My Sad Werewolf

Mark Galarrita

There’s a sad werewolf on my balcony. He broke up with his werewolf boyfriend—Gregov, an awkwardly lanky wolf who’s a bit of a flirt. This crying Lycan said he’s a vegetarian, but he’s munching on bacon out of the bag. I don’t know where he got it. I went to Aldi yesterday and bought the following: whole-grain cereal, three small olives, a box of low-sodium party crackers, and smoked Gouda slices. It’s important for me to have festive foods available on the off-chance I’ll have guests. (I never have guests.) The olives are for me. I chew on one, savoring each bit of flavor, wondering why there is a crying werewolf on my balcony. And why did he choose my balcony, of all the balconies in my neighborhood, to lament? My nosy neighbor Francois is eavesdropping from the safety of his patio. He always threatens to call the cops on me for “suspicious behavior,” but he never does. My neighbor doesn’t like my face because I try my best to smile at passing strangers and newborns.
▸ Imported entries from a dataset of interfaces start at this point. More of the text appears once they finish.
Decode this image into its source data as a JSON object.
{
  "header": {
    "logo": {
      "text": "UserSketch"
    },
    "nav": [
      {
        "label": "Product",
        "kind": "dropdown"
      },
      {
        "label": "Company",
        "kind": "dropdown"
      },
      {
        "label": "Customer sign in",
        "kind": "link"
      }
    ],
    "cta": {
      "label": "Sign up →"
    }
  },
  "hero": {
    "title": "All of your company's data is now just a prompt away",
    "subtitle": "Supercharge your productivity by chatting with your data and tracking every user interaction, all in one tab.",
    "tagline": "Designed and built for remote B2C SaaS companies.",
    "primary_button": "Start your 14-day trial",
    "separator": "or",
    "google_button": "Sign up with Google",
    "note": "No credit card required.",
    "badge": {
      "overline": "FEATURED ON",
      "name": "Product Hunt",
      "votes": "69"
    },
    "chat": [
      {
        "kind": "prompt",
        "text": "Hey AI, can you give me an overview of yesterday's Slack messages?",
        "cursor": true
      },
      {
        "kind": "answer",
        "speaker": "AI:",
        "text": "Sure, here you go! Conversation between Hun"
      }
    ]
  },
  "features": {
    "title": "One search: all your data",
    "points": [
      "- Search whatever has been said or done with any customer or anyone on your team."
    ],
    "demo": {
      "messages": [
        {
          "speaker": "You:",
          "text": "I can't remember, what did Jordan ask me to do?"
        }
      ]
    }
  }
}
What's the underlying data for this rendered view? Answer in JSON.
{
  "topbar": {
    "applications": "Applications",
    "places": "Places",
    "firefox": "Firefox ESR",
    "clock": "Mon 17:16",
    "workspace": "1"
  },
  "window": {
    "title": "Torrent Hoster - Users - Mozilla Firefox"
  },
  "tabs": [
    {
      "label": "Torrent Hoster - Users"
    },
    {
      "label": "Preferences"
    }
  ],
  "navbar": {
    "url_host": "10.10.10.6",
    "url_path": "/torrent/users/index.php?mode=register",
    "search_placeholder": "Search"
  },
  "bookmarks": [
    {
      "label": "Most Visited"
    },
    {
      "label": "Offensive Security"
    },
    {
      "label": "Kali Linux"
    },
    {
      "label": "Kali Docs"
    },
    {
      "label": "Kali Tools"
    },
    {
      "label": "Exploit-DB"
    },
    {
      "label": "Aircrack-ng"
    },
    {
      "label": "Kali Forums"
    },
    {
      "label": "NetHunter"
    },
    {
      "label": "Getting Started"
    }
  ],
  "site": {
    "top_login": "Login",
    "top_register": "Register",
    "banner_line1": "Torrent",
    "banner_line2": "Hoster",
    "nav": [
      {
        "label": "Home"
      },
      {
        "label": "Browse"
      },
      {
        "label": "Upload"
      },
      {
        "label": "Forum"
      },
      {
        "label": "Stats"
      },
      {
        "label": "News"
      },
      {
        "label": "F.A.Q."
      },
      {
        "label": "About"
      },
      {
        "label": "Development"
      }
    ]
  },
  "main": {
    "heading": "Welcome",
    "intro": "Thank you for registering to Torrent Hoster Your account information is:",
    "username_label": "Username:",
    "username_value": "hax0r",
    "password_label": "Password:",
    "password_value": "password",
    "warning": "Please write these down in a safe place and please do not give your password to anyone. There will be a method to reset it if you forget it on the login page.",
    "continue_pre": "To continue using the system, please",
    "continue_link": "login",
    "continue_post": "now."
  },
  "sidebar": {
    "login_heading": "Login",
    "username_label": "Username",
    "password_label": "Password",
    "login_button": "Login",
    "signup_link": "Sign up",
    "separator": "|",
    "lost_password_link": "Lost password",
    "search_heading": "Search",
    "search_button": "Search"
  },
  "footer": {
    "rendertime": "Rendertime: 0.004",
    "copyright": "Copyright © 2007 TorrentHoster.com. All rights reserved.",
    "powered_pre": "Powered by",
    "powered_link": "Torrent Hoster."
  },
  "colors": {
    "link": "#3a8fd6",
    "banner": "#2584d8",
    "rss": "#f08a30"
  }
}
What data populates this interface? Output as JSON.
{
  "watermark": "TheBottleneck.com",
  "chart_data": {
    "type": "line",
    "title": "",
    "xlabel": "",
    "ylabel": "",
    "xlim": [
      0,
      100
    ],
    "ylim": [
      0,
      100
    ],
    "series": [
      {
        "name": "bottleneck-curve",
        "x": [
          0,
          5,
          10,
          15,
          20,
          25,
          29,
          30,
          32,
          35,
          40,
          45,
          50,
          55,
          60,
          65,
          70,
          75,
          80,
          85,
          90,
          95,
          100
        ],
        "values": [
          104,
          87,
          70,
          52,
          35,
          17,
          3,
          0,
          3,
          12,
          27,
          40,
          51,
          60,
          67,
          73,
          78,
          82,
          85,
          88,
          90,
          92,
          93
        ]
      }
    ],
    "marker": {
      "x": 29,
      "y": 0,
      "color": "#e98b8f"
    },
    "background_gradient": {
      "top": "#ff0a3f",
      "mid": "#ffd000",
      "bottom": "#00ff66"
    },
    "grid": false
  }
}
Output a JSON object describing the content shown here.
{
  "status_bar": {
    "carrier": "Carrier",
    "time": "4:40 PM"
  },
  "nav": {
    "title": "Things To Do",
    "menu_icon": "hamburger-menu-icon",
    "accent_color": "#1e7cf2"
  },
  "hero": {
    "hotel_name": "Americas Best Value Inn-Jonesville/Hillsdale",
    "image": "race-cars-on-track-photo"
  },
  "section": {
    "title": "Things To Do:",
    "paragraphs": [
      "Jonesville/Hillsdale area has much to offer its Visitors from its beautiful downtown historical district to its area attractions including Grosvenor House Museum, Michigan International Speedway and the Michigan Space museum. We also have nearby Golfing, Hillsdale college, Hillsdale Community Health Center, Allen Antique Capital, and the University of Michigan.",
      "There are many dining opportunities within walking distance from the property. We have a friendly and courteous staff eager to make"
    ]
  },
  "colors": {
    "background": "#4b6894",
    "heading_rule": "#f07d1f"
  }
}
Acquaintances might regard me as a chipper fellow, but it’s more that I’m not a fan of unhappy folk; I try to impart happiness where I can. Ice cream makes people happy, I should take this creature out for ice cream. Are frozen treats something werewolves enjoy, and, if so, do they have opinions on Rocky Road or Neapolitan? If I started talking about the history of dairy desserts, would he think I was the type of fool who drones on at cocktail parties to occupy gaps of silence? All I ever want is to fill my life with meaningful conversations, but I could do better. When faced with an upset child or an angry neighbor, I’m flummoxed. I can’t even invite Francois over for a sodium-conscious cracker and cheese party, let alone calm a lycanthrope in bereavement! Do werewolves dream of their human selves—is that why they shed so many tears? The shapeshifter is on his second pack of raw pork, and Francois is outside—on my lawn—with cellphone in hand. I’ve never seen him interact with another human beside the mail carrier. She hates Francois. My neighbor sees me—and I see him seeing me—but he doesn’t say hello. That happens sometimes, like when I walk into the city and I see folks I went to middle school with suddenly dressed in grown-up suits; I wave, but they don’t wave back. And I wonder if that’s the reason there’s a werewolf eating stolen bacon on my balcony.

 

Mark Galarrita is a Filipino American writer and a graduate of the 2017 Clarion West Writers Workshop. His writing can be found in McSweeney’s Internet Tendency, Electric Literature, Bull, and elsewhere. Follow him on Twitter (@markgalarrita) or on his website.